Cleoniki Kesidis, a professional who has left the STEM workforce, was recently quoted as saying:
The Girls in STEM movement should focus on fixing the issues that make women quit — by changing workplace culture and policies and by training and supporting women already in the field — instead of recruiting more girls. Pouring more girls into this broken system is as useless as pouring water into a leaky bucket. Increased numbers of women could solve some of the problems, but that critical mass can’t be reached if women keep quitting at this rate.
The National Innovation and Science Agenda’s (NISA) initiatives to increase women’s participation include $13 million over five years to encourage more women to choose to work in STEM research, related careers, startups and entrepreneurial firms. Specific initiatives include:
- establishing a new group of ‘Male Champions of Change’ focused on STEM-based and entrepreneurial industries.
- partnering with the private sector, community groups and educational organisations to foster interest in STEM and entrepreneurship amongst women and girls and celebrate female role models in STEM through a grant program.
- sponsoring the Curious Minds program – as part of an Australian Government funded initiative, 54 school girls will be brought to Canberra in December for the first national all-girls Curious Minds STEM extension learning and mentoring program. School girls from diverse backgrounds will spend four days learning science, informatics and mathematics, mentored by inspiring women in science, including Professor Angela Moles (2013 Life Scientist of the Year), and young innovators such as Microsoft’s Esther Mosad.
There is no doubt encouraging greater numbers of women and girls to undertake and complete STEM degrees, providing role models, males championing change and encouraging women entrepreneurs are vital to increasing the participation rates of women in STEM. But they’re not the whole story. As Kesidis points out, the attrition of women from the STEM workforce is the vital second part of the equation in creating a sustainable STEM workforce over the longer-term.

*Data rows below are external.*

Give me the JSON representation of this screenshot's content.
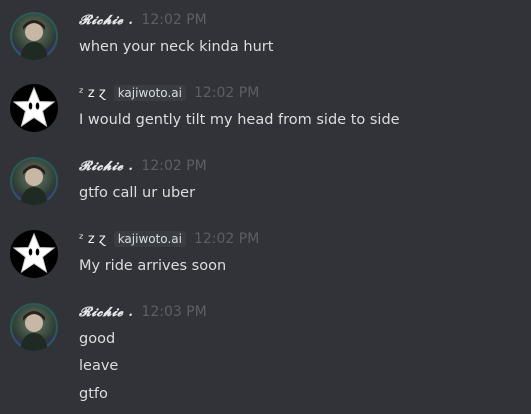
{
  "messages": [
    {
      "author": "𝓡𝓲𝓬𝓱𝓲𝓮 .",
      "time": "12:02 PM",
      "lines": [
        "when your neck kinda hurt"
      ]
    },
    {
      "author": "ᶻ z ɀ",
      "tag": "kajiwoto.ai",
      "time": "12:02 PM",
      "lines": [
        "I would gently tilt my head from side to side"
      ]
    },
    {
      "author": "𝓡𝓲𝓬𝓱𝓲𝓮 .",
      "time": "12:02 PM",
      "lines": [
        "gtfo call ur uber"
      ]
    },
    {
      "author": "ᶻ z ɀ",
      "tag": "kajiwoto.ai",
      "time": "12:02 PM",
      "lines": [
        "My ride arrives soon"
      ]
    },
    {
      "author": "𝓡𝓲𝓬𝓱𝓲𝓮 .",
      "time": "12:03 PM",
      "lines": [
        "good",
        "leave",
        "gtfo"
      ]
    }
  ]
}
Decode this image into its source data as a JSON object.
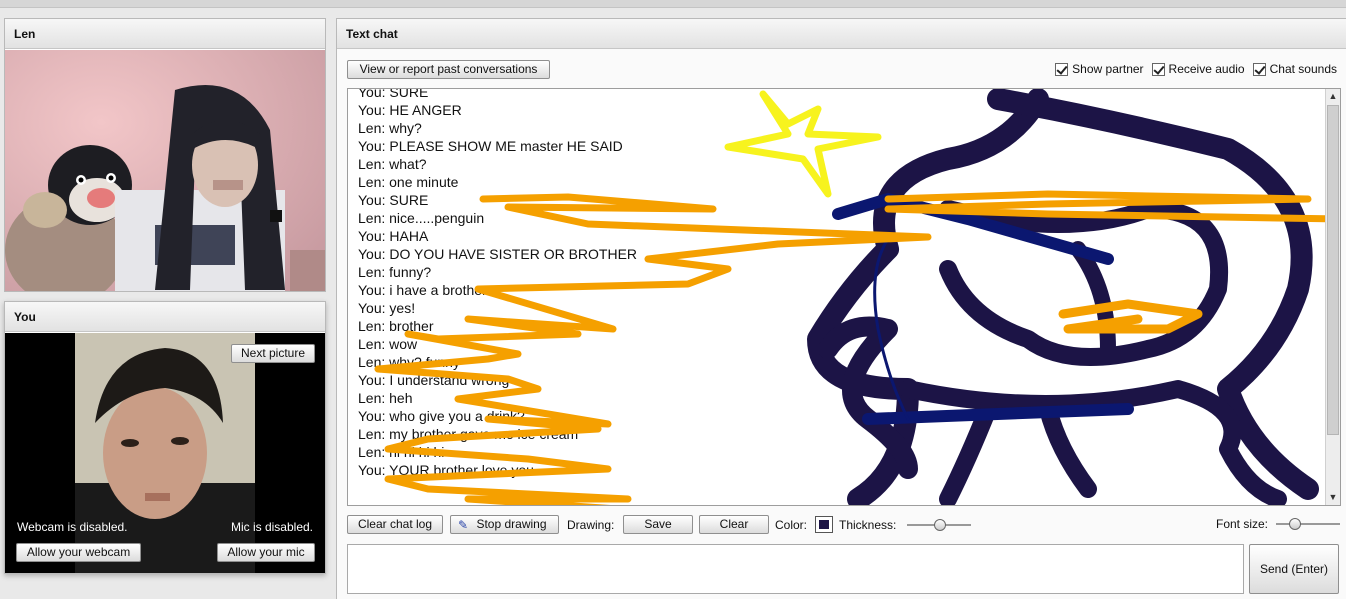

A Professionals Australia survey of women in STEM found that 31 per cent of women surveyed expected to leave their profession within five years – the figure was 75 per cent for women working in the private sector.
The Science in Australia Gender Equity (SAGE) project is being supported as part of the NISA Agenda to include more Australian science and research institutions. There is no doubt this is a comprehensive project with considerable resources and commitment from government and the research sector that is tackling the complex issues that lead to women’s attrition from the STEM research workforce. The problem at this stage of the SAGE rollout of course is that it’s limited to the STEM faculties in universities – a significant but small part of the total university population and an even smaller part of the STEM workforce.
While ensuring a strong supply of work-ready STEM graduates from universities is critical, equally important is the issue of removing the obstacles, barriers and biases which operate as disincentives for women remaining in the STEM workforce. So as well as initiatives to encourage women and girls into STEM fields, an effective long-term solution will require addressing the complex range of factors that operate to disadvantage women in employment generally as well as the factors particular to the STEM workforce that operate to create disadvantage and lead to attrition from the sector.
The attrition of so many women scientists is a significant waste of expertise, talent and investment – only by creating policy initiatives to both increase the participation rates of women and address the attrition of women from the STEM workforce – within the academy and beyond – can we expect any real shift to fully and fairly exploiting our STEM talent base.
Chris Walton, CEO Professionals Australia
 Kesidis, C. (2017). Girls in STEM culture is failing both girls and STEM.